(Dataset records)
# # # # # # #
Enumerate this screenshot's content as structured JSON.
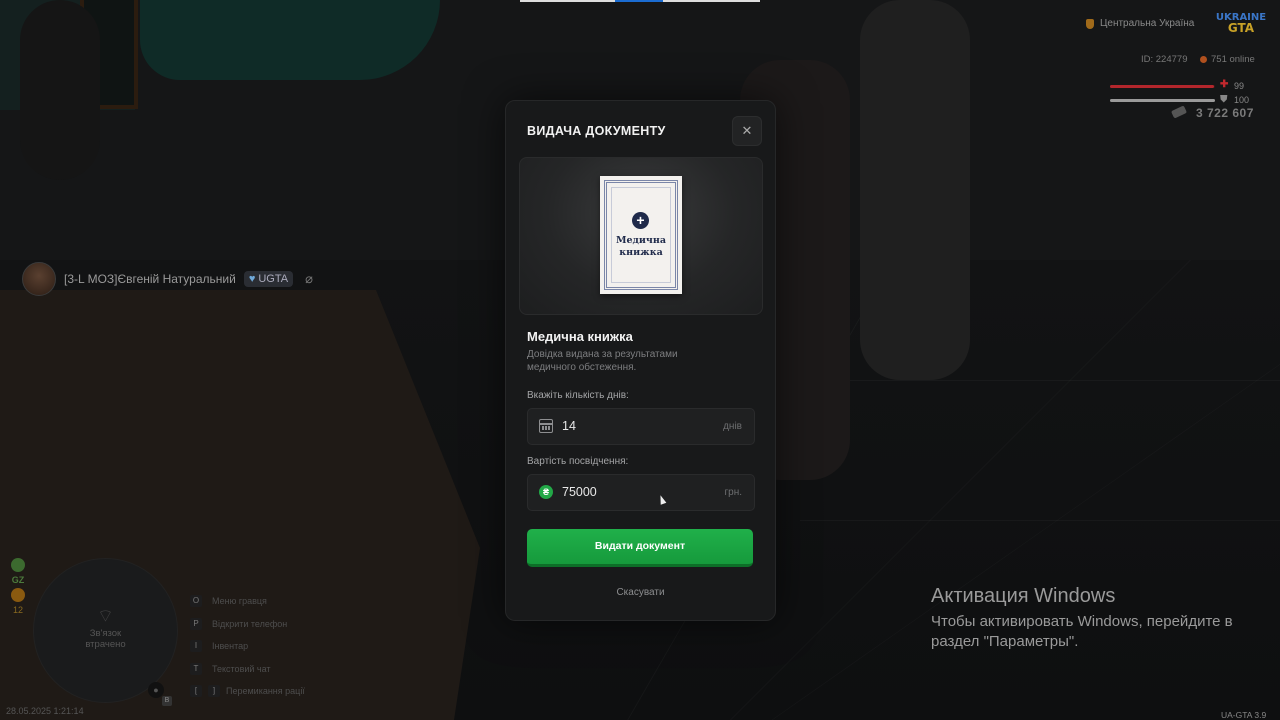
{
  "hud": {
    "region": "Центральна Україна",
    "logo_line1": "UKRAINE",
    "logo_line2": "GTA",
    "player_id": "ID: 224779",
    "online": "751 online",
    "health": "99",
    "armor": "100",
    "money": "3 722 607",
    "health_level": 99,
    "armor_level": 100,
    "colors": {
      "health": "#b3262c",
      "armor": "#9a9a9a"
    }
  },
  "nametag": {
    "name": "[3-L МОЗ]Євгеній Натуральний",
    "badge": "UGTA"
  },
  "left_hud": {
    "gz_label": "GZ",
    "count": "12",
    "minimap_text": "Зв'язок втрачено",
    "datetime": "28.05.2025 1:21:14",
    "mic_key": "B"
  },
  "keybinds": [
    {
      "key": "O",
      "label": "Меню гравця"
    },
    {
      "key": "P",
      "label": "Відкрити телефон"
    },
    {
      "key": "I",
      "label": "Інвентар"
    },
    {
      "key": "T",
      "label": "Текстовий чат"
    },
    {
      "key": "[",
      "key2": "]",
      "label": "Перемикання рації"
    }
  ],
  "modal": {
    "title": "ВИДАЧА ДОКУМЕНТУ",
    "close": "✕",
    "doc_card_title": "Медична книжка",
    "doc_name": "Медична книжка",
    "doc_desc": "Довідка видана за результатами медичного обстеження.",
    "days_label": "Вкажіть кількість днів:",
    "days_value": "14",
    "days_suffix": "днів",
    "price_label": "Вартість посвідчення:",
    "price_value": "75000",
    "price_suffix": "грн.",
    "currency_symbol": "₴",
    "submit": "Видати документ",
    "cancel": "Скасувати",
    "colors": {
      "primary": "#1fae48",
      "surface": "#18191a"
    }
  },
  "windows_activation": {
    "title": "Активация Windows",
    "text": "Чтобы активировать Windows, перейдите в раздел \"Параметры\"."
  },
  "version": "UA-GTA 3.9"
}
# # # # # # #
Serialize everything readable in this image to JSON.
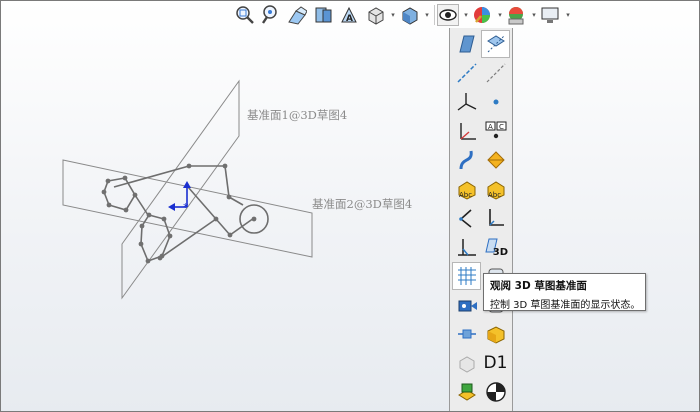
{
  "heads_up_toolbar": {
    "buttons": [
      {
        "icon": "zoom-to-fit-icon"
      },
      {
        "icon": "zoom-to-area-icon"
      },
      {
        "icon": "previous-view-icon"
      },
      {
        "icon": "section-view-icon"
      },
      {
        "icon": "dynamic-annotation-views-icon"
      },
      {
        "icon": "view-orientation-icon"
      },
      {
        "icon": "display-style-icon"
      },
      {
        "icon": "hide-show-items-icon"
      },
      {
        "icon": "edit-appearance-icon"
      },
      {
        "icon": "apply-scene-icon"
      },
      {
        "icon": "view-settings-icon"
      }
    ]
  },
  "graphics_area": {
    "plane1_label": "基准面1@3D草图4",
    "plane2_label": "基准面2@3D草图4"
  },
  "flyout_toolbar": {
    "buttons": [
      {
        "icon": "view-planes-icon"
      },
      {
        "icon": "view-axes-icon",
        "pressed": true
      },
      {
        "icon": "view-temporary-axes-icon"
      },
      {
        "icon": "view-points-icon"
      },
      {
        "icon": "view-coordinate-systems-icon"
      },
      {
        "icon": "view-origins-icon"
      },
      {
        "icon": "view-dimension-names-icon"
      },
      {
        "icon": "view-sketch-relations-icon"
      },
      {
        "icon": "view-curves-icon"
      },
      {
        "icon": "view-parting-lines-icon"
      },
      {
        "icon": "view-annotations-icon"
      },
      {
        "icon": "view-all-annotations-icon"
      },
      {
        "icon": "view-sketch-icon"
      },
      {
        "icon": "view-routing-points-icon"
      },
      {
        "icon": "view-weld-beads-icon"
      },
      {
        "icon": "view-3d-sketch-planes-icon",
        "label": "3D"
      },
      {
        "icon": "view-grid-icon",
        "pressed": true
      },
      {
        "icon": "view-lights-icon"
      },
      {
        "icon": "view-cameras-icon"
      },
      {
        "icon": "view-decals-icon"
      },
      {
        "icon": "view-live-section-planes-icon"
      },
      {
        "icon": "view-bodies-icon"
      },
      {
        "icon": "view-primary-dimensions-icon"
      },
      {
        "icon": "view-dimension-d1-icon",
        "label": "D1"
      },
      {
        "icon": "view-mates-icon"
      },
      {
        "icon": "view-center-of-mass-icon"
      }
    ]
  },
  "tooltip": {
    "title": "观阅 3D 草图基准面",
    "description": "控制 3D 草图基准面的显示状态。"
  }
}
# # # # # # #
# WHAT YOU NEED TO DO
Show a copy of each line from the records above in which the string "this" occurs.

# WRITTEN RESPONSE
Enumerate this screenshot's content as structured JSON.
Serialize everything readable in this image to JSON.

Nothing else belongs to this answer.